A tower erection and service contractor said that they were having a banner year. "Most of our work is outside of the cellular market, much of it involving government projects," he said. "I never wanted to get involved in cellular work and never regretted that decision I made almost twenty years ago."

However, other service areas are seeing a slowing of business. Broadcast tower work has always been a robust, but smaller segment of the industry due to the disciplines, equipment and knowledge requirements that are considerably more exacting than cellular construction.

With the digital TV buildout nearing completion, the fevered pitch of construction has slowed considerably. Last month the FCC extended the deadline for the 145 stations who have yet to finish construction of their digital facilities. The commission granted six-month extensions to 107 stations and gave until February 17, 2009 for 33 other stations.

The owner of a long-established broadcast erection and service business said recently, "I haven't seen it this slow in years. It used to be that the work just kept piling up on you. Now, I have to start knocking on doors again."

Location, location, competition
Cingular's slowdown - in many areas there is a complete halt to construction - has effected the pricing of many installation projects, cutting margins considerably as more businesses vie for the work of carriers and tower owners that are expanding their network and tower site locations.

A Cellular South manager said they "were getting better prices now than in the last ten years."
 
"We used to have three to four contractors on a job walk.
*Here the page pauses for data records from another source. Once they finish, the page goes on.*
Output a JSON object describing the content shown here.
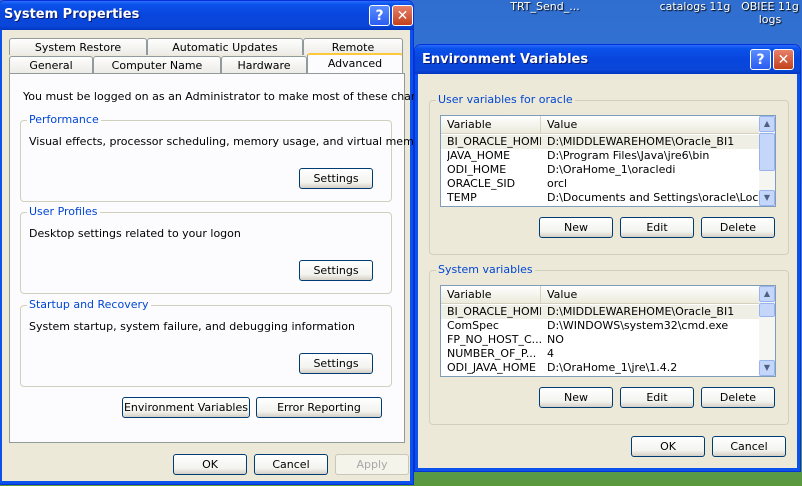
{
  "desktop": {
    "icons": [
      {
        "label": "TRT_Send_..."
      },
      {
        "label": "catalogs 11g"
      },
      {
        "label": "OBIEE 11g logs"
      }
    ]
  },
  "sysprops": {
    "title": "System Properties",
    "tabs_row1": [
      "System Restore",
      "Automatic Updates",
      "Remote"
    ],
    "tabs_row2": [
      "General",
      "Computer Name",
      "Hardware",
      "Advanced"
    ],
    "admin_note": "You must be logged on as an Administrator to make most of these changes.",
    "performance": {
      "label": "Performance",
      "desc": "Visual effects, processor scheduling, memory usage, and virtual memory",
      "button": "Settings"
    },
    "profiles": {
      "label": "User Profiles",
      "desc": "Desktop settings related to your logon",
      "button": "Settings"
    },
    "startup": {
      "label": "Startup and Recovery",
      "desc": "System startup, system failure, and debugging information",
      "button": "Settings"
    },
    "env_button": "Environment Variables",
    "error_button": "Error Reporting",
    "ok": "OK",
    "cancel": "Cancel",
    "apply": "Apply"
  },
  "envvars": {
    "title": "Environment Variables",
    "user_group_label": "User variables for oracle",
    "system_group_label": "System variables",
    "col_variable": "Variable",
    "col_value": "Value",
    "user_rows": [
      {
        "var": "BI_ORACLE_HOME",
        "val": "D:\\MIDDLEWAREHOME\\Oracle_BI1"
      },
      {
        "var": "JAVA_HOME",
        "val": "D:\\Program Files\\Java\\jre6\\bin"
      },
      {
        "var": "ODI_HOME",
        "val": "D:\\OraHome_1\\oracledi"
      },
      {
        "var": "ORACLE_SID",
        "val": "orcl"
      },
      {
        "var": "TEMP",
        "val": "D:\\Documents and Settings\\oracle\\Local..."
      }
    ],
    "system_rows": [
      {
        "var": "BI_ORACLE_HOME",
        "val": "D:\\MIDDLEWAREHOME\\Oracle_BI1"
      },
      {
        "var": "ComSpec",
        "val": "D:\\WINDOWS\\system32\\cmd.exe"
      },
      {
        "var": "FP_NO_HOST_C...",
        "val": "NO"
      },
      {
        "var": "NUMBER_OF_P...",
        "val": "4"
      },
      {
        "var": "ODI_JAVA_HOME",
        "val": "D:\\OraHome_1\\jre\\1.4.2"
      }
    ],
    "new": "New",
    "edit": "Edit",
    "delete": "Delete",
    "ok": "OK",
    "cancel": "Cancel"
  }
}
Now we're getting ten or more," explained a Southern contractor who said oftentimes the winner is a company whose only concern is keeping their people working so that they don't lose them, or it's a contractor who left something out of their bid.

Some carriers, however, do not subscribe to the belief that they should capitalize on a downturn in the market. "I'm still keeping my same five to six dependable contractors that I've been doing business with for years, said a Sprint project manager," who implied that he is going to have to rely upon those firms when the industry heats up again.
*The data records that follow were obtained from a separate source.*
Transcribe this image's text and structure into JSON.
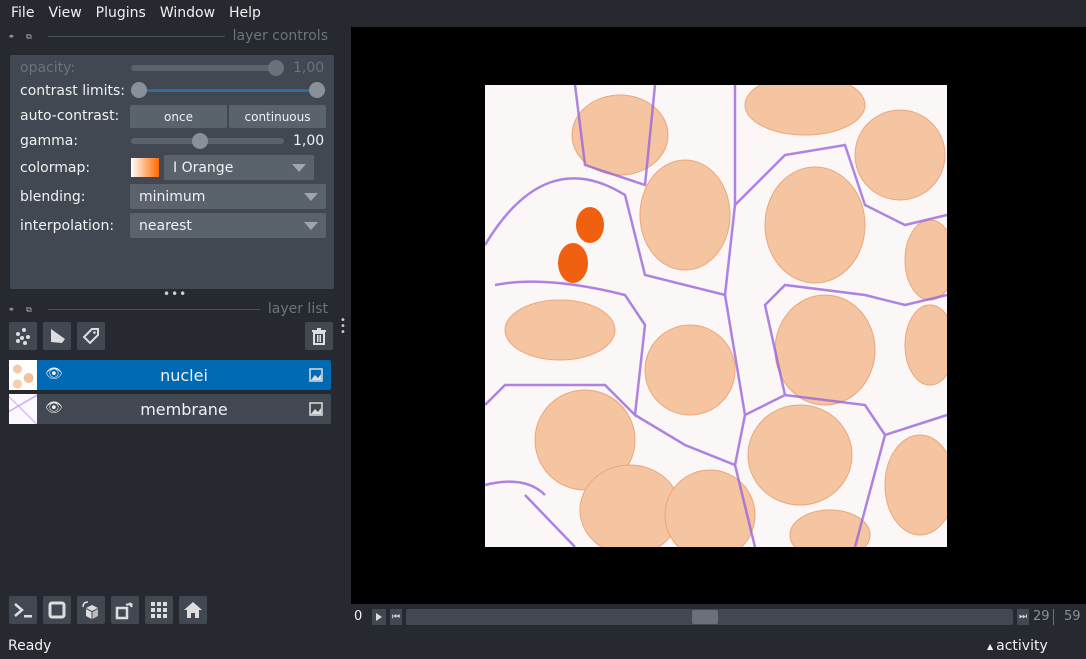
{
  "menu": [
    "File",
    "View",
    "Plugins",
    "Window",
    "Help"
  ],
  "layer_controls": {
    "title": "layer controls",
    "opacity": {
      "label": "opacity:",
      "value": "1,00",
      "fraction": 1.0
    },
    "contrast_limits": {
      "label": "contrast limits:",
      "low": 0.0,
      "high": 1.0
    },
    "auto_contrast": {
      "label": "auto-contrast:",
      "once": "once",
      "continuous": "continuous"
    },
    "gamma": {
      "label": "gamma:",
      "value": "1,00",
      "fraction": 0.5
    },
    "colormap": {
      "label": "colormap:",
      "value": "I Orange",
      "swatch_from": "#ffffff",
      "swatch_to": "#ff6a00"
    },
    "blending": {
      "label": "blending:",
      "value": "minimum"
    },
    "interpolation": {
      "label": "interpolation:",
      "value": "nearest"
    }
  },
  "layer_list": {
    "title": "layer list",
    "layers": [
      {
        "name": "nuclei",
        "selected": true,
        "visible": true,
        "type": "image"
      },
      {
        "name": "membrane",
        "selected": false,
        "visible": true,
        "type": "image"
      }
    ]
  },
  "dims": {
    "start": "0",
    "current": "29",
    "max": "59",
    "fraction": 0.49
  },
  "status": {
    "text": "Ready",
    "activity": "activity"
  },
  "colors": {
    "accent": "#0069b4",
    "background": "#262930",
    "panel": "#414851",
    "nuclei": "#f0a070",
    "membrane": "#8a4fd8"
  }
}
Nevertheless, carrier management and procedures can change from market to market and pricing can fluctuate equally as much.

"We are very successful and profitable with much of the T-Mobile work that we do in our backyard, said an established Mid-Atlantic contractor, "but we were invited to bid on some projects in Florida and we couldn't win any of them."
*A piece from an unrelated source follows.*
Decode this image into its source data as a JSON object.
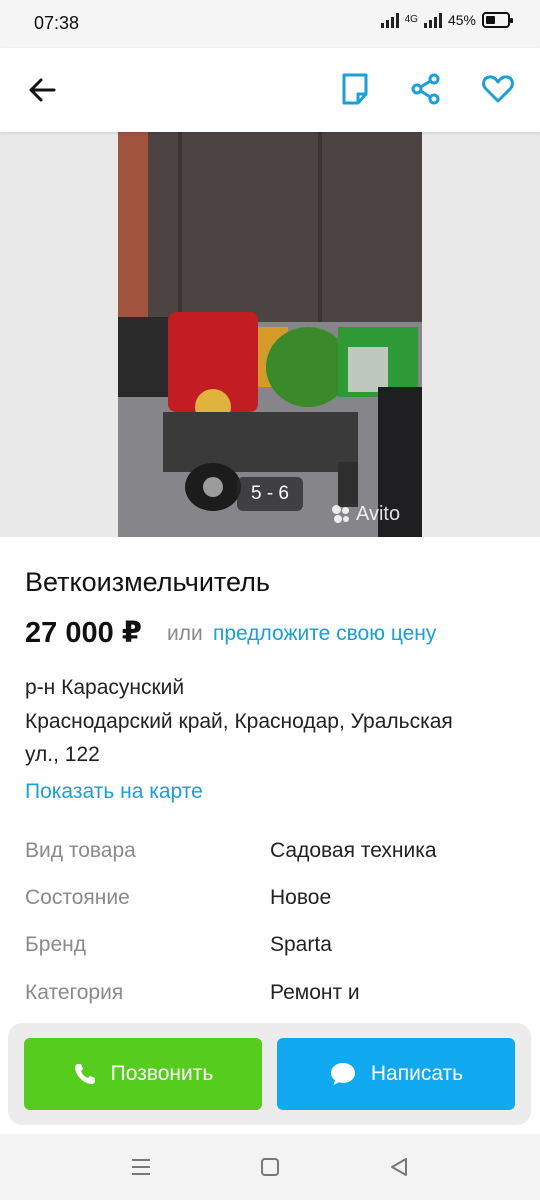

No simple calculation for a co-location
Pricing across the country for a co-location project varies according to the carrier, the state, and the amount of material provided. Some management firms are also using pricing matrixes.

Additionally, it depends upon the contractual tier at which the company is hired. General contractors that used to employ up to a dozen or more crews throughout the country have scaled down their workforce and are subcontracting much of their co-locations and other wireless projects to contractors with less than six employees.

In a market that already has thin margins, each subcontracted level can see the project amount being lowered by approximately 10-to-20%.

Some colo kits include all mounting frames, transmission line, connectors and installation hardware, requiring the contractor to only provide grounding, telco and conductor runs. The only commonality in each area is that the installations are priced considerably lower than 2005 and 2006 levels.

Also, many of the sites are more labor intensive since compound space is at a premium, requiring longer ice bridge runs, and in some instances elevated platforms to accommodate additional equipment.

Capex cure on the horizon?
Industry observers say that Cingular is preparing to crank up its capital spending significantly for the second half of 2007 to approximately $3.6 billion. A return to business as usual from Cingular would be a welcome change for equipment vendors, and an equally welcome change for contractors whose earnings aren't reported publicly, but whose financial status and work in progress is oftentimes an open book in a niche industry.